Website and app data records →
>>
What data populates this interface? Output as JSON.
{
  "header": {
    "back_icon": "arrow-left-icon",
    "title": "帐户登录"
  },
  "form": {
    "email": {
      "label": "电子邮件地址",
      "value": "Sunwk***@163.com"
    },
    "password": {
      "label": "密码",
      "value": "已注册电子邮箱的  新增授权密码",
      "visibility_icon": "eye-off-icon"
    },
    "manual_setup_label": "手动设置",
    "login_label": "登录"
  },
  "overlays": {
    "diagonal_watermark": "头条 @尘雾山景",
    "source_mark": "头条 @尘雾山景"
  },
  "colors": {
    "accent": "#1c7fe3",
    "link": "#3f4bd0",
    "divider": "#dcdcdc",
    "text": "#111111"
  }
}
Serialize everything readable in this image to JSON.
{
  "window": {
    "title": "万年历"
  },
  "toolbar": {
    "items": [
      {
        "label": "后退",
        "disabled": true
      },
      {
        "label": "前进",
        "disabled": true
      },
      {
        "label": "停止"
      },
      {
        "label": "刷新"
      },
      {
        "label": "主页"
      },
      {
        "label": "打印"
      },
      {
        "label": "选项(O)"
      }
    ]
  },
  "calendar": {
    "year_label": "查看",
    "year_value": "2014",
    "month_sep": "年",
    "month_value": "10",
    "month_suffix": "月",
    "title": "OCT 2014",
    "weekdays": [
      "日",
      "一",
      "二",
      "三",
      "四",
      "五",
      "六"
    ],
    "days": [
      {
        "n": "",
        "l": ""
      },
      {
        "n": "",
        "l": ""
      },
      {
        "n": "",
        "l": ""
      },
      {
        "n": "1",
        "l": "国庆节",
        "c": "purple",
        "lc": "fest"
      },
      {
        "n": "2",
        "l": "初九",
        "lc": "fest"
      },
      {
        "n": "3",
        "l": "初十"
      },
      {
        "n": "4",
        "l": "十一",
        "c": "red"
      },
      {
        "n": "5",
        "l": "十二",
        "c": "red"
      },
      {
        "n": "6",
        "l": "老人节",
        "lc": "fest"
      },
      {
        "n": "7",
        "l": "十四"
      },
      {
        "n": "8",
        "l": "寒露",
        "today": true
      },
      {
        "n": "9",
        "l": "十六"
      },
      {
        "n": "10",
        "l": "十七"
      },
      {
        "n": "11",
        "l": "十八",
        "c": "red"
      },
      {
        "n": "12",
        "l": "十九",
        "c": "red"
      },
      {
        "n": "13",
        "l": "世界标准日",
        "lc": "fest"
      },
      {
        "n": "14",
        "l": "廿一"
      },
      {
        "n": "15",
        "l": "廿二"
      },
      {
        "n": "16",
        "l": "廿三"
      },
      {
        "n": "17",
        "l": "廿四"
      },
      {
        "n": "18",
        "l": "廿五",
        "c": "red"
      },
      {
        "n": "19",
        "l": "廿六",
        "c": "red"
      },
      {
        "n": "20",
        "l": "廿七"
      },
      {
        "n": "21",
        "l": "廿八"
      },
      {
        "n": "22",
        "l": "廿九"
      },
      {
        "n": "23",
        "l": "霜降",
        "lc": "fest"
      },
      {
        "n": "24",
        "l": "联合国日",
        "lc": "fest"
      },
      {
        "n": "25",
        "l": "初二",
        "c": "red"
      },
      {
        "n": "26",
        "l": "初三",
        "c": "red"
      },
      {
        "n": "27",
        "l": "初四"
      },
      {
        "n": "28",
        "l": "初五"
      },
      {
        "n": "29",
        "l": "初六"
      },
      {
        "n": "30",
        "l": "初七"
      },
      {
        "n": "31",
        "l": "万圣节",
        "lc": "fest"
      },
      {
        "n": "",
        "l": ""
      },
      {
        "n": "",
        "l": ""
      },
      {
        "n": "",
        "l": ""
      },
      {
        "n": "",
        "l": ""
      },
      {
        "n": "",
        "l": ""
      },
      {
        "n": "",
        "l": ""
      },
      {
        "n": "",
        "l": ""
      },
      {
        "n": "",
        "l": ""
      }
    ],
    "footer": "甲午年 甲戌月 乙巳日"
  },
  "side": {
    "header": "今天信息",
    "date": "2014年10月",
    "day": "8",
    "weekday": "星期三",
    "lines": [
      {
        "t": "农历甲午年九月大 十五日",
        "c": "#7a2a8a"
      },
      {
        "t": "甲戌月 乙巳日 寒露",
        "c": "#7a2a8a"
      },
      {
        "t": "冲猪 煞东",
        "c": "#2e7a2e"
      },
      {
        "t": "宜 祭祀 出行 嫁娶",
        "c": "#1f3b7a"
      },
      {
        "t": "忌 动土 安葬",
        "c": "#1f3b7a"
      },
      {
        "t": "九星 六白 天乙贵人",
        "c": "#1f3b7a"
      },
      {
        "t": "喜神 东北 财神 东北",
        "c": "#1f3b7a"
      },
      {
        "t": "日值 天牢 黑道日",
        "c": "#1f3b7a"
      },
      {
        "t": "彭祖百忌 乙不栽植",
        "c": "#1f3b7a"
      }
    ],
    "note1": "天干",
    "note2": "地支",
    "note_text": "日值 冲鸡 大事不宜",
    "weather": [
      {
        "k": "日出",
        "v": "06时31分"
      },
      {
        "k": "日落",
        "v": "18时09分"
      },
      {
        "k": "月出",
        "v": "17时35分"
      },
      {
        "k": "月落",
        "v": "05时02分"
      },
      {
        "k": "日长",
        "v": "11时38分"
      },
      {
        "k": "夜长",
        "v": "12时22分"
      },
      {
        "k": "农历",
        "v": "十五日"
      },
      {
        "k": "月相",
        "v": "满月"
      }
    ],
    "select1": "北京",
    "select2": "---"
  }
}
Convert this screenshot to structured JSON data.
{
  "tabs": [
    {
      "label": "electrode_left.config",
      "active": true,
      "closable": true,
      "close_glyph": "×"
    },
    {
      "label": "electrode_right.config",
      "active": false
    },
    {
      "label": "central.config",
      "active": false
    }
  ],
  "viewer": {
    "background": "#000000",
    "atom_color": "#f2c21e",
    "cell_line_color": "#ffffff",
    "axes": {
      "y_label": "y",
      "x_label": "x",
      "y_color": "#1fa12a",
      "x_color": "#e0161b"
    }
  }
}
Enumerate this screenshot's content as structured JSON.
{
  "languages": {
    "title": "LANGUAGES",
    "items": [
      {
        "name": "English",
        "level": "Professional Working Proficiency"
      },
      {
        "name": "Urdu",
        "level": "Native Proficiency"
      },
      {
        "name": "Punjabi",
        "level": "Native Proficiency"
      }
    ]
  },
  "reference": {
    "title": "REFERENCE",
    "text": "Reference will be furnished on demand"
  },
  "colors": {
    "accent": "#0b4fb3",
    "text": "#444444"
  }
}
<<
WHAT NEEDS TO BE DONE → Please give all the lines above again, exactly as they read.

RESPONSE BELOW →
What data populates this interface? Output as JSON.
{
  "header": {
    "back_icon": "arrow-left-icon",
    "title": "帐户登录"
  },
  "form": {
    "email": {
      "label": "电子邮件地址",
      "value": "Sunwk***@163.com"
    },
    "password": {
      "label": "密码",
      "value": "已注册电子邮箱的  新增授权密码",
      "visibility_icon": "eye-off-icon"
    },
    "manual_setup_label": "手动设置",
    "login_label": "登录"
  },
  "overlays": {
    "diagonal_watermark": "头条 @尘雾山景",
    "source_mark": "头条 @尘雾山景"
  },
  "colors": {
    "accent": "#1c7fe3",
    "link": "#3f4bd0",
    "divider": "#dcdcdc",
    "text": "#111111"
  }
}
Serialize everything readable in this image to JSON.
{
  "window": {
    "title": "万年历"
  },
  "toolbar": {
    "items": [
      {
        "label": "后退",
        "disabled": true
      },
      {
        "label": "前进",
        "disabled": true
      },
      {
        "label": "停止"
      },
      {
        "label": "刷新"
      },
      {
        "label": "主页"
      },
      {
        "label": "打印"
      },
      {
        "label": "选项(O)"
      }
    ]
  },
  "calendar": {
    "year_label": "查看",
    "year_value": "2014",
    "month_sep": "年",
    "month_value": "10",
    "month_suffix": "月",
    "title": "OCT 2014",
    "weekdays": [
      "日",
      "一",
      "二",
      "三",
      "四",
      "五",
      "六"
    ],
    "days": [
      {
        "n": "",
        "l": ""
      },
      {
        "n": "",
        "l": ""
      },
      {
        "n": "",
        "l": ""
      },
      {
        "n": "1",
        "l": "国庆节",
        "c": "purple",
        "lc": "fest"
      },
      {
        "n": "2",
        "l": "初九",
        "lc": "fest"
      },
      {
        "n": "3",
        "l": "初十"
      },
      {
        "n": "4",
        "l": "十一",
        "c": "red"
      },
      {
        "n": "5",
        "l": "十二",
        "c": "red"
      },
      {
        "n": "6",
        "l": "老人节",
        "lc": "fest"
      },
      {
        "n": "7",
        "l": "十四"
      },
      {
        "n": "8",
        "l": "寒露",
        "today": true
      },
      {
        "n": "9",
        "l": "十六"
      },
      {
        "n": "10",
        "l": "十七"
      },
      {
        "n": "11",
        "l": "十八",
        "c": "red"
      },
      {
        "n": "12",
        "l": "十九",
        "c": "red"
      },
      {
        "n": "13",
        "l": "世界标准日",
        "lc": "fest"
      },
      {
        "n": "14",
        "l": "廿一"
      },
      {
        "n": "15",
        "l": "廿二"
      },
      {
        "n": "16",
        "l": "廿三"
      },
      {
        "n": "17",
        "l": "廿四"
      },
      {
        "n": "18",
        "l": "廿五",
        "c": "red"
      },
      {
        "n": "19",
        "l": "廿六",
        "c": "red"
      },
      {
        "n": "20",
        "l": "廿七"
      },
      {
        "n": "21",
        "l": "廿八"
      },
      {
        "n": "22",
        "l": "廿九"
      },
      {
        "n": "23",
        "l": "霜降",
        "lc": "fest"
      },
      {
        "n": "24",
        "l": "联合国日",
        "lc": "fest"
      },
      {
        "n": "25",
        "l": "初二",
        "c": "red"
      },
      {
        "n": "26",
        "l": "初三",
        "c": "red"
      },
      {
        "n": "27",
        "l": "初四"
      },
      {
        "n": "28",
        "l": "初五"
      },
      {
        "n": "29",
        "l": "初六"
      },
      {
        "n": "30",
        "l": "初七"
      },
      {
        "n": "31",
        "l": "万圣节",
        "lc": "fest"
      },
      {
        "n": "",
        "l": ""
      },
      {
        "n": "",
        "l": ""
      },
      {
        "n": "",
        "l": ""
      },
      {
        "n": "",
        "l": ""
      },
      {
        "n": "",
        "l": ""
      },
      {
        "n": "",
        "l": ""
      },
      {
        "n": "",
        "l": ""
      },
      {
        "n": "",
        "l": ""
      }
    ],
    "footer": "甲午年 甲戌月 乙巳日"
  },
  "side": {
    "header": "今天信息",
    "date": "2014年10月",
    "day": "8",
    "weekday": "星期三",
    "lines": [
      {
        "t": "农历甲午年九月大 十五日",
        "c": "#7a2a8a"
      },
      {
        "t": "甲戌月 乙巳日 寒露",
        "c": "#7a2a8a"
      },
      {
        "t": "冲猪 煞东",
        "c": "#2e7a2e"
      },
      {
        "t": "宜 祭祀 出行 嫁娶",
        "c": "#1f3b7a"
      },
      {
        "t": "忌 动土 安葬",
        "c": "#1f3b7a"
      },
      {
        "t": "九星 六白 天乙贵人",
        "c": "#1f3b7a"
      },
      {
        "t": "喜神 东北 财神 东北",
        "c": "#1f3b7a"
      },
      {
        "t": "日值 天牢 黑道日",
        "c": "#1f3b7a"
      },
      {
        "t": "彭祖百忌 乙不栽植",
        "c": "#1f3b7a"
      }
    ],
    "note1": "天干",
    "note2": "地支",
    "note_text": "日值 冲鸡 大事不宜",
    "weather": [
      {
        "k": "日出",
        "v": "06时31分"
      },
      {
        "k": "日落",
        "v": "18时09分"
      },
      {
        "k": "月出",
        "v": "17时35分"
      },
      {
        "k": "月落",
        "v": "05时02分"
      },
      {
        "k": "日长",
        "v": "11时38分"
      },
      {
        "k": "夜长",
        "v": "12时22分"
      },
      {
        "k": "农历",
        "v": "十五日"
      },
      {
        "k": "月相",
        "v": "满月"
      }
    ],
    "select1": "北京",
    "select2": "---"
  }
}
Convert this screenshot to structured JSON data.
{
  "tabs": [
    {
      "label": "electrode_left.config",
      "active": true,
      "closable": true,
      "close_glyph": "×"
    },
    {
      "label": "electrode_right.config",
      "active": false
    },
    {
      "label": "central.config",
      "active": false
    }
  ],
  "viewer": {
    "background": "#000000",
    "atom_color": "#f2c21e",
    "cell_line_color": "#ffffff",
    "axes": {
      "y_label": "y",
      "x_label": "x",
      "y_color": "#1fa12a",
      "x_color": "#e0161b"
    }
  }
}
Enumerate this screenshot's content as structured JSON.
{
  "languages": {
    "title": "LANGUAGES",
    "items": [
      {
        "name": "English",
        "level": "Professional Working Proficiency"
      },
      {
        "name": "Urdu",
        "level": "Native Proficiency"
      },
      {
        "name": "Punjabi",
        "level": "Native Proficiency"
      }
    ]
  },
  "reference": {
    "title": "REFERENCE",
    "text": "Reference will be furnished on demand"
  },
  "colors": {
    "accent": "#0b4fb3",
    "text": "#444444"
  }
}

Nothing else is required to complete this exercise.